If everything can be a boondoggle, maybe we need to find a standard to separate the good boondoggles from the not-so-good. Environmental degradation and economic competitiveness in our car-oriented region have often been cited and are important concerns. How about adding the time-honored greater good? In this case, usefulness to many users. By this standard, light rail in our metro area of more than 3 million has already proven itself very successful. The Southwest line, connecting many business, manufacturing and technology destinations to people who need to reach them, would do likewise.

Republican legislators in a lucid moment should agree that for the greater good, if for no other, they need to get on board Southwest light rail and other 21st-century transportation projects.

Deb Alper, St. Paul


A sad case, but not reflective of the broader effort

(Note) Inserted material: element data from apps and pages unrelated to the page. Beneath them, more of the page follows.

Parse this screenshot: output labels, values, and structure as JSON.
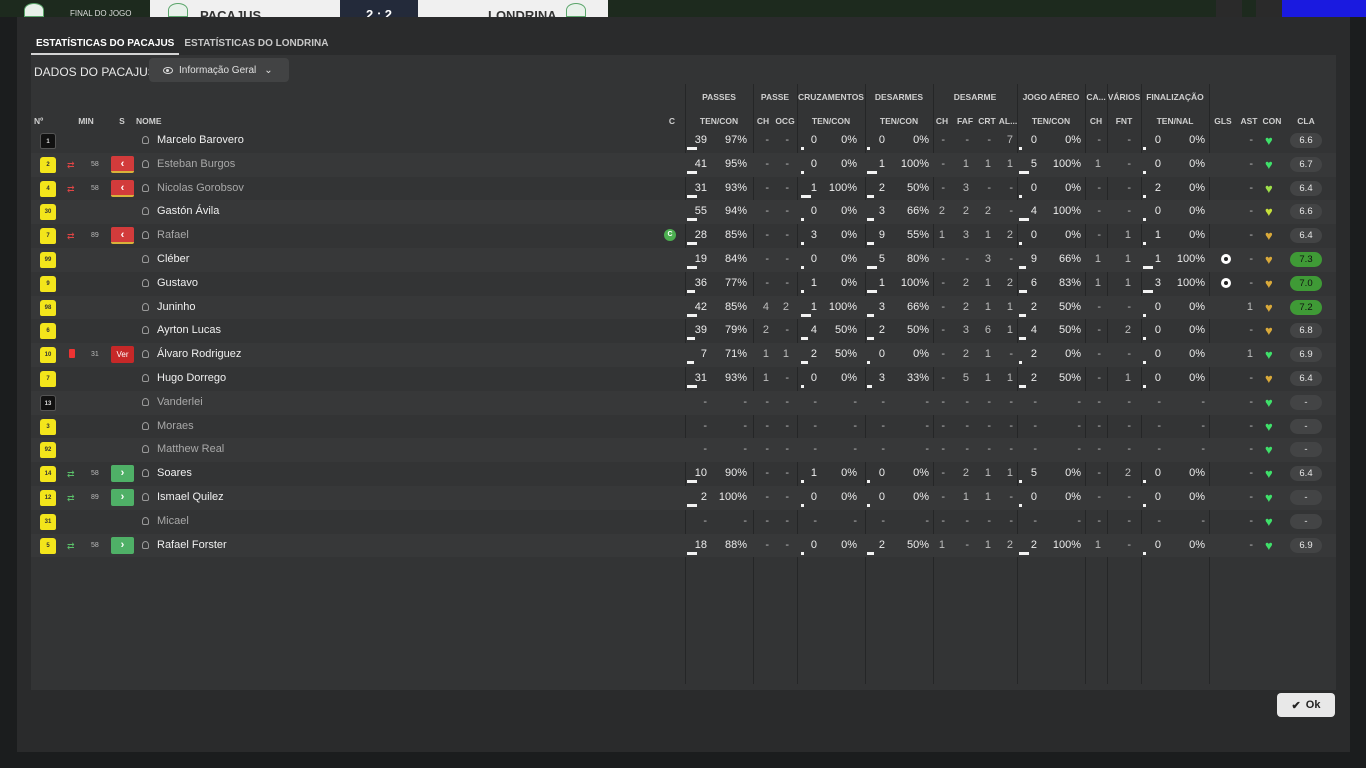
{
  "scoreboard": {
    "status": "FINAL DO JOGO",
    "home": "PACAJUS",
    "score": "2 : 2",
    "away": "LONDRINA"
  },
  "tabs": [
    {
      "label": "ESTATÍSTICAS DO PACAJUS",
      "active": true
    },
    {
      "label": "ESTATÍSTICAS DO LONDRINA",
      "active": false
    }
  ],
  "panel": {
    "title": "DADOS DO PACAJUS",
    "view_button": "Informação Geral"
  },
  "headers": {
    "groups": [
      "PASSES",
      "PASSE",
      "CRUZAMENTOS",
      "DESARMES",
      "DESARME",
      "JOGO AÉREO",
      "CA...",
      "VÁRIOS",
      "FINALIZAÇÃO"
    ],
    "columns": {
      "no": "Nº",
      "min": "MIN",
      "s": "S",
      "nome": "NOME",
      "c": "C",
      "passes": "TEN/CON",
      "ch1": "CH",
      "ocg": "OCG",
      "cruz": "TEN/CON",
      "desarmes": "TEN/CON",
      "ch2": "CH",
      "faf": "FAF",
      "crt": "CRT",
      "al": "AL...",
      "aereo": "TEN/CON",
      "ch3": "CH",
      "fnt": "FNT",
      "final": "TEN/NAL",
      "gls": "GLS",
      "ast": "AST",
      "con": "CON",
      "cla": "CLA"
    }
  },
  "players": [
    {
      "no": "1",
      "shirt": "b",
      "sub": "",
      "min": "",
      "btn": "",
      "name": "Marcelo Barovero",
      "dim": false,
      "captain": false,
      "passes": [
        "39",
        "97%"
      ],
      "passes_fill": 0.4,
      "ch1": "-",
      "ocg": "-",
      "cruz": [
        "0",
        "0%"
      ],
      "cruz_fill": 0,
      "des": [
        "0",
        "0%"
      ],
      "des_fill": 0,
      "dch": "-",
      "faf": "-",
      "crt": "-",
      "al": "7",
      "aer": [
        "0",
        "0%"
      ],
      "aer_fill": 0,
      "ach": "-",
      "fnt": "-",
      "fin": [
        "0",
        "0%"
      ],
      "fin_fill": 0,
      "gls": false,
      "ast": "-",
      "con": "#3fe06a",
      "cla": "6.6",
      "cla_hi": false
    },
    {
      "no": "2",
      "shirt": "y",
      "sub": "out",
      "min": "58",
      "btn": "out",
      "name": "Esteban Burgos",
      "dim": true,
      "captain": false,
      "passes": [
        "41",
        "95%"
      ],
      "passes_fill": 0.4,
      "ch1": "-",
      "ocg": "-",
      "cruz": [
        "0",
        "0%"
      ],
      "cruz_fill": 0,
      "des": [
        "1",
        "100%"
      ],
      "des_fill": 0.4,
      "dch": "-",
      "faf": "1",
      "crt": "1",
      "al": "1",
      "aer": [
        "5",
        "100%"
      ],
      "aer_fill": 0.4,
      "ach": "1",
      "fnt": "-",
      "fin": [
        "0",
        "0%"
      ],
      "fin_fill": 0,
      "gls": false,
      "ast": "-",
      "con": "#3fe06a",
      "cla": "6.7",
      "cla_hi": false
    },
    {
      "no": "4",
      "shirt": "y",
      "sub": "out",
      "min": "58",
      "btn": "out",
      "name": "Nicolas Gorobsov",
      "dim": true,
      "captain": false,
      "passes": [
        "31",
        "93%"
      ],
      "passes_fill": 0.4,
      "ch1": "-",
      "ocg": "-",
      "cruz": [
        "1",
        "100%"
      ],
      "cruz_fill": 0.4,
      "des": [
        "2",
        "50%"
      ],
      "des_fill": 0.3,
      "dch": "-",
      "faf": "3",
      "crt": "-",
      "al": "-",
      "aer": [
        "0",
        "0%"
      ],
      "aer_fill": 0,
      "ach": "-",
      "fnt": "-",
      "fin": [
        "2",
        "0%"
      ],
      "fin_fill": 0,
      "gls": false,
      "ast": "-",
      "con": "#9ee04a",
      "cla": "6.4",
      "cla_hi": false
    },
    {
      "no": "30",
      "shirt": "y",
      "sub": "",
      "min": "",
      "btn": "",
      "name": "Gastón Ávila",
      "dim": false,
      "captain": false,
      "passes": [
        "55",
        "94%"
      ],
      "passes_fill": 0.4,
      "ch1": "-",
      "ocg": "-",
      "cruz": [
        "0",
        "0%"
      ],
      "cruz_fill": 0,
      "des": [
        "3",
        "66%"
      ],
      "des_fill": 0.3,
      "dch": "2",
      "faf": "2",
      "crt": "2",
      "al": "-",
      "aer": [
        "4",
        "100%"
      ],
      "aer_fill": 0.4,
      "ach": "-",
      "fnt": "-",
      "fin": [
        "0",
        "0%"
      ],
      "fin_fill": 0,
      "gls": false,
      "ast": "-",
      "con": "#c6e03a",
      "cla": "6.6",
      "cla_hi": false
    },
    {
      "no": "7",
      "shirt": "y",
      "sub": "out",
      "min": "89",
      "btn": "out",
      "name": "Rafael",
      "dim": true,
      "captain": true,
      "passes": [
        "28",
        "85%"
      ],
      "passes_fill": 0.4,
      "ch1": "-",
      "ocg": "-",
      "cruz": [
        "3",
        "0%"
      ],
      "cruz_fill": 0,
      "des": [
        "9",
        "55%"
      ],
      "des_fill": 0.3,
      "dch": "1",
      "faf": "3",
      "crt": "1",
      "al": "2",
      "aer": [
        "0",
        "0%"
      ],
      "aer_fill": 0,
      "ach": "-",
      "fnt": "1",
      "fin": [
        "1",
        "0%"
      ],
      "fin_fill": 0,
      "gls": false,
      "ast": "-",
      "con": "#d9a93a",
      "cla": "6.4",
      "cla_hi": false
    },
    {
      "no": "99",
      "shirt": "y",
      "sub": "",
      "min": "",
      "btn": "",
      "name": "Cléber",
      "dim": false,
      "captain": false,
      "passes": [
        "19",
        "84%"
      ],
      "passes_fill": 0.4,
      "ch1": "-",
      "ocg": "-",
      "cruz": [
        "0",
        "0%"
      ],
      "cruz_fill": 0,
      "des": [
        "5",
        "80%"
      ],
      "des_fill": 0.4,
      "dch": "-",
      "faf": "-",
      "crt": "3",
      "al": "-",
      "aer": [
        "9",
        "66%"
      ],
      "aer_fill": 0.3,
      "ach": "1",
      "fnt": "1",
      "fin": [
        "1",
        "100%"
      ],
      "fin_fill": 0.4,
      "gls": true,
      "ast": "-",
      "con": "#d9a93a",
      "cla": "7.3",
      "cla_hi": true
    },
    {
      "no": "9",
      "shirt": "y",
      "sub": "",
      "min": "",
      "btn": "",
      "name": "Gustavo",
      "dim": false,
      "captain": false,
      "passes": [
        "36",
        "77%"
      ],
      "passes_fill": 0.35,
      "ch1": "-",
      "ocg": "-",
      "cruz": [
        "1",
        "0%"
      ],
      "cruz_fill": 0,
      "des": [
        "1",
        "100%"
      ],
      "des_fill": 0.4,
      "dch": "-",
      "faf": "2",
      "crt": "1",
      "al": "2",
      "aer": [
        "6",
        "83%"
      ],
      "aer_fill": 0.35,
      "ach": "1",
      "fnt": "1",
      "fin": [
        "3",
        "100%"
      ],
      "fin_fill": 0.4,
      "gls": true,
      "ast": "-",
      "con": "#d9a93a",
      "cla": "7.0",
      "cla_hi": true
    },
    {
      "no": "98",
      "shirt": "y",
      "sub": "",
      "min": "",
      "btn": "",
      "name": "Juninho",
      "dim": false,
      "captain": false,
      "passes": [
        "42",
        "85%"
      ],
      "passes_fill": 0.4,
      "ch1": "4",
      "ocg": "2",
      "cruz": [
        "1",
        "100%"
      ],
      "cruz_fill": 0.4,
      "des": [
        "3",
        "66%"
      ],
      "des_fill": 0.3,
      "dch": "-",
      "faf": "2",
      "crt": "1",
      "al": "1",
      "aer": [
        "2",
        "50%"
      ],
      "aer_fill": 0.3,
      "ach": "-",
      "fnt": "-",
      "fin": [
        "0",
        "0%"
      ],
      "fin_fill": 0,
      "gls": false,
      "ast": "1",
      "con": "#d9a93a",
      "cla": "7.2",
      "cla_hi": true
    },
    {
      "no": "6",
      "shirt": "y",
      "sub": "",
      "min": "",
      "btn": "",
      "name": "Ayrton Lucas",
      "dim": false,
      "captain": false,
      "passes": [
        "39",
        "79%"
      ],
      "passes_fill": 0.35,
      "ch1": "2",
      "ocg": "-",
      "cruz": [
        "4",
        "50%"
      ],
      "cruz_fill": 0.3,
      "des": [
        "2",
        "50%"
      ],
      "des_fill": 0.3,
      "dch": "-",
      "faf": "3",
      "crt": "6",
      "al": "1",
      "aer": [
        "4",
        "50%"
      ],
      "aer_fill": 0.3,
      "ach": "-",
      "fnt": "2",
      "fin": [
        "0",
        "0%"
      ],
      "fin_fill": 0,
      "gls": false,
      "ast": "-",
      "con": "#d9a93a",
      "cla": "6.8",
      "cla_hi": false
    },
    {
      "no": "10",
      "shirt": "y",
      "sub": "red",
      "min": "31",
      "btn": "ver",
      "name": "Álvaro Rodriguez",
      "dim": false,
      "captain": false,
      "passes": [
        "7",
        "71%"
      ],
      "passes_fill": 0.3,
      "ch1": "1",
      "ocg": "1",
      "cruz": [
        "2",
        "50%"
      ],
      "cruz_fill": 0.3,
      "des": [
        "0",
        "0%"
      ],
      "des_fill": 0,
      "dch": "-",
      "faf": "2",
      "crt": "1",
      "al": "-",
      "aer": [
        "2",
        "0%"
      ],
      "aer_fill": 0,
      "ach": "-",
      "fnt": "-",
      "fin": [
        "0",
        "0%"
      ],
      "fin_fill": 0,
      "gls": false,
      "ast": "1",
      "con": "#3fe06a",
      "cla": "6.9",
      "cla_hi": false
    },
    {
      "no": "7",
      "shirt": "y",
      "sub": "",
      "min": "",
      "btn": "",
      "name": "Hugo Dorrego",
      "dim": false,
      "captain": false,
      "passes": [
        "31",
        "93%"
      ],
      "passes_fill": 0.4,
      "ch1": "1",
      "ocg": "-",
      "cruz": [
        "0",
        "0%"
      ],
      "cruz_fill": 0,
      "des": [
        "3",
        "33%"
      ],
      "des_fill": 0.2,
      "dch": "-",
      "faf": "5",
      "crt": "1",
      "al": "1",
      "aer": [
        "2",
        "50%"
      ],
      "aer_fill": 0.3,
      "ach": "-",
      "fnt": "1",
      "fin": [
        "0",
        "0%"
      ],
      "fin_fill": 0,
      "gls": false,
      "ast": "-",
      "con": "#d9a93a",
      "cla": "6.4",
      "cla_hi": false
    },
    {
      "no": "13",
      "shirt": "b",
      "sub": "",
      "min": "",
      "btn": "",
      "name": "Vanderlei",
      "dim": true,
      "captain": false,
      "passes": [
        "-",
        "-"
      ],
      "passes_fill": 0,
      "ch1": "-",
      "ocg": "-",
      "cruz": [
        "-",
        "-"
      ],
      "cruz_fill": 0,
      "des": [
        "-",
        "-"
      ],
      "des_fill": 0,
      "dch": "-",
      "faf": "-",
      "crt": "-",
      "al": "-",
      "aer": [
        "-",
        "-"
      ],
      "aer_fill": 0,
      "ach": "-",
      "fnt": "-",
      "fin": [
        "-",
        "-"
      ],
      "fin_fill": 0,
      "gls": false,
      "ast": "-",
      "con": "#3fe06a",
      "cla": "-",
      "cla_hi": false
    },
    {
      "no": "3",
      "shirt": "y",
      "sub": "",
      "min": "",
      "btn": "",
      "name": "Moraes",
      "dim": true,
      "captain": false,
      "passes": [
        "-",
        "-"
      ],
      "passes_fill": 0,
      "ch1": "-",
      "ocg": "-",
      "cruz": [
        "-",
        "-"
      ],
      "cruz_fill": 0,
      "des": [
        "-",
        "-"
      ],
      "des_fill": 0,
      "dch": "-",
      "faf": "-",
      "crt": "-",
      "al": "-",
      "aer": [
        "-",
        "-"
      ],
      "aer_fill": 0,
      "ach": "-",
      "fnt": "-",
      "fin": [
        "-",
        "-"
      ],
      "fin_fill": 0,
      "gls": false,
      "ast": "-",
      "con": "#3fe06a",
      "cla": "-",
      "cla_hi": false
    },
    {
      "no": "92",
      "shirt": "y",
      "sub": "",
      "min": "",
      "btn": "",
      "name": "Matthew Real",
      "dim": true,
      "captain": false,
      "passes": [
        "-",
        "-"
      ],
      "passes_fill": 0,
      "ch1": "-",
      "ocg": "-",
      "cruz": [
        "-",
        "-"
      ],
      "cruz_fill": 0,
      "des": [
        "-",
        "-"
      ],
      "des_fill": 0,
      "dch": "-",
      "faf": "-",
      "crt": "-",
      "al": "-",
      "aer": [
        "-",
        "-"
      ],
      "aer_fill": 0,
      "ach": "-",
      "fnt": "-",
      "fin": [
        "-",
        "-"
      ],
      "fin_fill": 0,
      "gls": false,
      "ast": "-",
      "con": "#3fe06a",
      "cla": "-",
      "cla_hi": false
    },
    {
      "no": "14",
      "shirt": "y",
      "sub": "in",
      "min": "58",
      "btn": "in",
      "name": "Soares",
      "dim": false,
      "captain": false,
      "passes": [
        "10",
        "90%"
      ],
      "passes_fill": 0.4,
      "ch1": "-",
      "ocg": "-",
      "cruz": [
        "1",
        "0%"
      ],
      "cruz_fill": 0,
      "des": [
        "0",
        "0%"
      ],
      "des_fill": 0,
      "dch": "-",
      "faf": "2",
      "crt": "1",
      "al": "1",
      "aer": [
        "5",
        "0%"
      ],
      "aer_fill": 0,
      "ach": "-",
      "fnt": "2",
      "fin": [
        "0",
        "0%"
      ],
      "fin_fill": 0,
      "gls": false,
      "ast": "-",
      "con": "#3fe06a",
      "cla": "6.4",
      "cla_hi": false
    },
    {
      "no": "12",
      "shirt": "y",
      "sub": "in",
      "min": "89",
      "btn": "in",
      "name": "Ismael Quilez",
      "dim": false,
      "captain": false,
      "passes": [
        "2",
        "100%"
      ],
      "passes_fill": 0.4,
      "ch1": "-",
      "ocg": "-",
      "cruz": [
        "0",
        "0%"
      ],
      "cruz_fill": 0,
      "des": [
        "0",
        "0%"
      ],
      "des_fill": 0,
      "dch": "-",
      "faf": "1",
      "crt": "1",
      "al": "-",
      "aer": [
        "0",
        "0%"
      ],
      "aer_fill": 0,
      "ach": "-",
      "fnt": "-",
      "fin": [
        "0",
        "0%"
      ],
      "fin_fill": 0,
      "gls": false,
      "ast": "-",
      "con": "#3fe06a",
      "cla": "-",
      "cla_hi": false
    },
    {
      "no": "31",
      "shirt": "y",
      "sub": "",
      "min": "",
      "btn": "",
      "name": "Micael",
      "dim": true,
      "captain": false,
      "passes": [
        "-",
        "-"
      ],
      "passes_fill": 0,
      "ch1": "-",
      "ocg": "-",
      "cruz": [
        "-",
        "-"
      ],
      "cruz_fill": 0,
      "des": [
        "-",
        "-"
      ],
      "des_fill": 0,
      "dch": "-",
      "faf": "-",
      "crt": "-",
      "al": "-",
      "aer": [
        "-",
        "-"
      ],
      "aer_fill": 0,
      "ach": "-",
      "fnt": "-",
      "fin": [
        "-",
        "-"
      ],
      "fin_fill": 0,
      "gls": false,
      "ast": "-",
      "con": "#3fe06a",
      "cla": "-",
      "cla_hi": false
    },
    {
      "no": "5",
      "shirt": "y",
      "sub": "in",
      "min": "58",
      "btn": "in",
      "name": "Rafael Forster",
      "dim": false,
      "captain": false,
      "passes": [
        "18",
        "88%"
      ],
      "passes_fill": 0.4,
      "ch1": "-",
      "ocg": "-",
      "cruz": [
        "0",
        "0%"
      ],
      "cruz_fill": 0,
      "des": [
        "2",
        "50%"
      ],
      "des_fill": 0.3,
      "dch": "1",
      "faf": "-",
      "crt": "1",
      "al": "2",
      "aer": [
        "2",
        "100%"
      ],
      "aer_fill": 0.4,
      "ach": "1",
      "fnt": "-",
      "fin": [
        "0",
        "0%"
      ],
      "fin_fill": 0,
      "gls": false,
      "ast": "-",
      "con": "#3fe06a",
      "cla": "6.9",
      "cla_hi": false
    }
  ],
  "ok_button": "Ok",
  "colors": {
    "accent_green": "#3f9a36",
    "sub_out": "#d23b3b",
    "sub_in": "#4fb067",
    "shirt": "#f3e51b"
  }
}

I read with sadness about the alleged wrongdoing by a Community Action program director in Hennepin County (“Ex-nonprofit CEO to plead guilty,” June 16). I realize how lucky I was as an Anoka County social worker (now retired) to be associated with our Community Action program. It is managed with integrity, compassion and accountability by, perhaps, one of the most principled individuals I have had the privilege of knowing, Patrick McFarlane. He and his staff have their ears to the pulse of the community and work tirelessly to provide accessible, cost-effective and caring services to the citizens of our county. They do a great job of “picking up the slack” with programs and services that often are unfunded or underfunded by the county. My hope is that people will skip the broad brush when making generalizations regarding our Community Action programs.

Barb Schachtschneider, Coon Rapids